JF Ptak Science Books Post 1103
Its interesting to see what jobs have survived over the years, and what jobs haven't--particularly those jobs that would have been so widespread and popular that they would be instantly recognized by a child--so much part of the common culture that the initial letter of the job's name could be used to help children learn the alphabet.
In this version of commonplace employment found in a child's alphabetical primer of ca. 1850, lists the following professions, most of which are still available for hire: ale brewer (especially here in Asheville, Beer City USA);auctioneer, armourer, artist, bookseller, butcher, baker, cooper, carpenter, cutler, dyer, dairyman, engraver, engineer, fishmonger, fiddle(r), florist, grocer, glazier, hatter, hawker, horse dealer, ironmonger, jeweller, knife-maker, knitter, letter-founder, lace-maker, locksmith, milliner, miner, merchant, nurse, newsman, oilman, optician, omnibus, pastry-cook, physician, rope-maker, rider, shoemaker, shipwright, scavenger, slater, surgeon, sawyer, saddler, tailor, turner, tanner, tinker, upholsterer, vintner, wharfinger, wax-chandler, yeoman, youth, zoologist.

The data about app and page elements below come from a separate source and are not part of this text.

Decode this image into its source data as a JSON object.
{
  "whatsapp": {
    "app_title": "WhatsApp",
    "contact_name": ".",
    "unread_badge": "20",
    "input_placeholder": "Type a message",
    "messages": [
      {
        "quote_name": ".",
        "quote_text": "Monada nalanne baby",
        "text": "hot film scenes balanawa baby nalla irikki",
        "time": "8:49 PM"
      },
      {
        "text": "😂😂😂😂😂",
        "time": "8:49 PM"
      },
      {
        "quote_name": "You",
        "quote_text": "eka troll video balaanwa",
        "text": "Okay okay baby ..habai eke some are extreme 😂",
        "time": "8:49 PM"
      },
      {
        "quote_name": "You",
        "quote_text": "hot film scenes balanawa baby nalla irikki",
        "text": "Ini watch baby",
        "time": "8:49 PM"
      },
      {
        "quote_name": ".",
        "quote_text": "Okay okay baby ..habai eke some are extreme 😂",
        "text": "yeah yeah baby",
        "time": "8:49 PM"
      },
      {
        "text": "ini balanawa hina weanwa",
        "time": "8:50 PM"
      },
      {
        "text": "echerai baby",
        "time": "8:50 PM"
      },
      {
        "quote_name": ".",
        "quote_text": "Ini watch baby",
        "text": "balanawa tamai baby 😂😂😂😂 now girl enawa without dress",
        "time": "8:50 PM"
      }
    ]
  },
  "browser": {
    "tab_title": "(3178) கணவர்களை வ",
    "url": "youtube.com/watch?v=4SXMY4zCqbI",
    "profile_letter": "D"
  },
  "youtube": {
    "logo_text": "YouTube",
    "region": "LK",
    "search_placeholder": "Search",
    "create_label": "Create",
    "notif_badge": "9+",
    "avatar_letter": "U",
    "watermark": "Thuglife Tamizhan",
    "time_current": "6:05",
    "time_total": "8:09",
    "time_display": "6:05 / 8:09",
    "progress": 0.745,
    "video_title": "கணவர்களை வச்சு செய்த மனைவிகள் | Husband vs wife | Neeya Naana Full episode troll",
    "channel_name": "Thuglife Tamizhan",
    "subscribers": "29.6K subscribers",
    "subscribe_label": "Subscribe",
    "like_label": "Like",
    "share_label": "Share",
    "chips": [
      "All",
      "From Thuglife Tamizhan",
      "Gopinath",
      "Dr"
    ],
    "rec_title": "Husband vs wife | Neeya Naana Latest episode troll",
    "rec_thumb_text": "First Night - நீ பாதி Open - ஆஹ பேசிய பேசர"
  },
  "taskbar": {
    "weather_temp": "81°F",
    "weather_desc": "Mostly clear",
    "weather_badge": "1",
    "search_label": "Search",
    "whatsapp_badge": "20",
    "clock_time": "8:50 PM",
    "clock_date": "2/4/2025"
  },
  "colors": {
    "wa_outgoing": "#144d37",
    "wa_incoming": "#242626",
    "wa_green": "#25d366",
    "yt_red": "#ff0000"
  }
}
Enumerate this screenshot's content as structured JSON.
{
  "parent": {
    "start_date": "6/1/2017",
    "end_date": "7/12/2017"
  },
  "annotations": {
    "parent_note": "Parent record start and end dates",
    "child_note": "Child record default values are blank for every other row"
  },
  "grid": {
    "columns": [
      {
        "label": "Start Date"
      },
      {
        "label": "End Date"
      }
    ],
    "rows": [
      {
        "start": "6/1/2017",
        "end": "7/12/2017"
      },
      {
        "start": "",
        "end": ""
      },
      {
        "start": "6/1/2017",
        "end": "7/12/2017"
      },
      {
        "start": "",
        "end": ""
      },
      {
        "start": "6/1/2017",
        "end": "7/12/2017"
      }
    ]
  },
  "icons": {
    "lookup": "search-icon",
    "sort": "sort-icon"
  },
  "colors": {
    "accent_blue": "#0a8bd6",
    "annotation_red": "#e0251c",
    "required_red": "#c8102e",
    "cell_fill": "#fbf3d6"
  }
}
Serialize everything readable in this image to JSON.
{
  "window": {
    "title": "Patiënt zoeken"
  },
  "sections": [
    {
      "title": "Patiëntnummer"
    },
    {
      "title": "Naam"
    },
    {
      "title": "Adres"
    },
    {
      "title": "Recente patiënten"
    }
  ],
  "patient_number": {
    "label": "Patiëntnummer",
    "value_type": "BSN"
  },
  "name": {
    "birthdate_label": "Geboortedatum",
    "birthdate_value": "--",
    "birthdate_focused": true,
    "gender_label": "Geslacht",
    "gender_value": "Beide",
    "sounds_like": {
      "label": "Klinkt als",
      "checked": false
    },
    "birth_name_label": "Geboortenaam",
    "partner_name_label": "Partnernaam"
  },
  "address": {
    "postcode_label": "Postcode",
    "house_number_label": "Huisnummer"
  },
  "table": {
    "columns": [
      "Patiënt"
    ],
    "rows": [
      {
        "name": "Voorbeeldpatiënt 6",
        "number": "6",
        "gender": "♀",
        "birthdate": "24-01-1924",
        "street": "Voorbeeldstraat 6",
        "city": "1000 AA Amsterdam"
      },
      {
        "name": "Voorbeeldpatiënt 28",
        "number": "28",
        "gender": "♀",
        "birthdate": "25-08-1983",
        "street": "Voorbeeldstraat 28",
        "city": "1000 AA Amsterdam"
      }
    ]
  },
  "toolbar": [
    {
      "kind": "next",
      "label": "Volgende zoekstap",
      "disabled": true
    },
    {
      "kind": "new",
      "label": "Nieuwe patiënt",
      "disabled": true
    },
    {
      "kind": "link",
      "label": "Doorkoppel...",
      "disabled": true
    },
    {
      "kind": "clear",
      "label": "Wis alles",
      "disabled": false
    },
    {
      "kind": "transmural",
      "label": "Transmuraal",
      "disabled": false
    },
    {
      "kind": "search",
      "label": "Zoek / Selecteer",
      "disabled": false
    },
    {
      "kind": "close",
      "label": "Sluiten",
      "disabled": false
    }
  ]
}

continued below with FULL ALPHABET:
Some of these professions are just gone, basically, except for the rare occasion: armourer, coopers, letter-founder, ropemaker, linen draper, optician (as in traveling magic lantern entertainer, though there are still a few around) and wax-chandler serve as examples.
A little further up the ladder of survival and in the"still findable" department are the cutler (and I use this profession as an example here because I pass a large cutler's shop on my way to Kinkos here, just a thousand yards or so south of a large nuts and bolts manufacturer), knife maker, shipwright, slater.and wax chandler.
Everything else seems more or less intact--some under different and more recognizable names, but professions that you could go work at today. That means 47 of the 59 professions listed from 1850 are still around; 53 are still there if you grant a far amount of leeway...and only 7 that are pretty much defunct.
There were no "X" professions by name--that would take at least until 1895 and Wilhelm Roentgen, unless you include xylophone players (or makers).
The original of this work is quite small--it is only about five inches tall and displays three letters of the alphabet per page--the enlargements of the woodcuts below reveal some interesting detail in the work environments.